Ch.12 - SolutionsWorksheetSee all chapters
All Chapters
Ch.1 - Intro to General Chemistry
Ch.2 - Atoms & Elements
Ch.3 - Chemical Reactions
BONUS: Lab Techniques and Procedures
BONUS: Mathematical Operations and Functions
Ch.4 - Chemical Quantities & Aqueous Reactions
Ch.5 - Gases
Ch.6 - Thermochemistry
Ch.7 - Quantum Mechanics
Ch.8 - Periodic Properties of the Elements
Ch.9 - Bonding & Molecular Structure
Ch.10 - Molecular Shapes & Valence Bond Theory
Ch.11 - Liquids, Solids & Intermolecular Forces
Ch.12 - Solutions
Ch.13 - Chemical Kinetics
Ch.14 - Chemical Equilibrium
Ch.15 - Acid and Base Equilibrium
Ch.16 - Aqueous Equilibrium
Ch. 17 - Chemical Thermodynamics
Ch.18 - Electrochemistry
Ch.19 - Nuclear Chemistry
Ch.20 - Organic Chemistry
Ch.22 - Chemistry of the Nonmetals
Ch.23 - Transition Metals and Coordination Compounds

Solution: What is the freezing point of an aqueous solution that boils at 104.6 °C?

Problem

What is the freezing point of an aqueous solution that boils at 104.6 °C?

Solution

We have to calculate the freezing point of an aqueous solution that boils at 104.6 °C.


When a nonvolatile solute is dissolved in a solvent, the freezing point of the resulting solution is always lower than the freezing point of pure solvent. This property of solutions is called the freezing point depression.

The formula for freezing point depression is:
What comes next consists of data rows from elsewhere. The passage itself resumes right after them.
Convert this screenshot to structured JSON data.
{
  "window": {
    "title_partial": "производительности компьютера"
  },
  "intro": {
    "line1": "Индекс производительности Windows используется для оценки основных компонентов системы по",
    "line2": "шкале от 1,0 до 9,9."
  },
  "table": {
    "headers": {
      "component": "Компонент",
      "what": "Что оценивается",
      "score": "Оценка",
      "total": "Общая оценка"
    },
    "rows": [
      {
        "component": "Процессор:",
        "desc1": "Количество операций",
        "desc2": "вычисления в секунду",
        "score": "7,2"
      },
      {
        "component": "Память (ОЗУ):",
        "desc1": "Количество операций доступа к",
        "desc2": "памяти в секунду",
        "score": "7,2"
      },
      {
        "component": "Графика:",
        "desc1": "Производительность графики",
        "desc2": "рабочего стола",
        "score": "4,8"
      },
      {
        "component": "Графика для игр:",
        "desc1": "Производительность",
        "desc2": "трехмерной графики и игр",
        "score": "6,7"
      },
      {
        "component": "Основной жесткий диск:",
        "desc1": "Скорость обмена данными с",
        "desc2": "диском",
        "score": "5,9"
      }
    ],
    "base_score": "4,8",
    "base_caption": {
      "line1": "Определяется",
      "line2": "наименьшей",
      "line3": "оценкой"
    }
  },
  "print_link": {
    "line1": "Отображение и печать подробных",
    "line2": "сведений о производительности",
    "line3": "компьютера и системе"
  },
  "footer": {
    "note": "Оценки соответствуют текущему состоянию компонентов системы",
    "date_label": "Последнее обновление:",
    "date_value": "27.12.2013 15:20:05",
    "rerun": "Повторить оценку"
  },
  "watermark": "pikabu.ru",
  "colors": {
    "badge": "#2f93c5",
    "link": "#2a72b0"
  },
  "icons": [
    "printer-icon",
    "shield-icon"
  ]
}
Tf = i·Kf·m

Where,

ΔTf = change in freezing point

i = van ‘t Hoff constant (i = 1 for nonelectrolytes)

Kf =freezing point depression constant

m = molality of solution


When a nonvolatile solute is dissolved in a solvent, the boiling point of the resulting solution is always higher than the boiling point of pure solvent. This property of solutions is called the boiling point elevation.

The formula for boiling point elevation is:

Tb = i·Kb·m

Where,

ΔTb = change in boiling point

i = van ‘t Hoff constant (i = 1 for nonelectrolytes)

Kb = boiling point elevation constant

m = molality of solution

Solution BlurView Complete Written Solution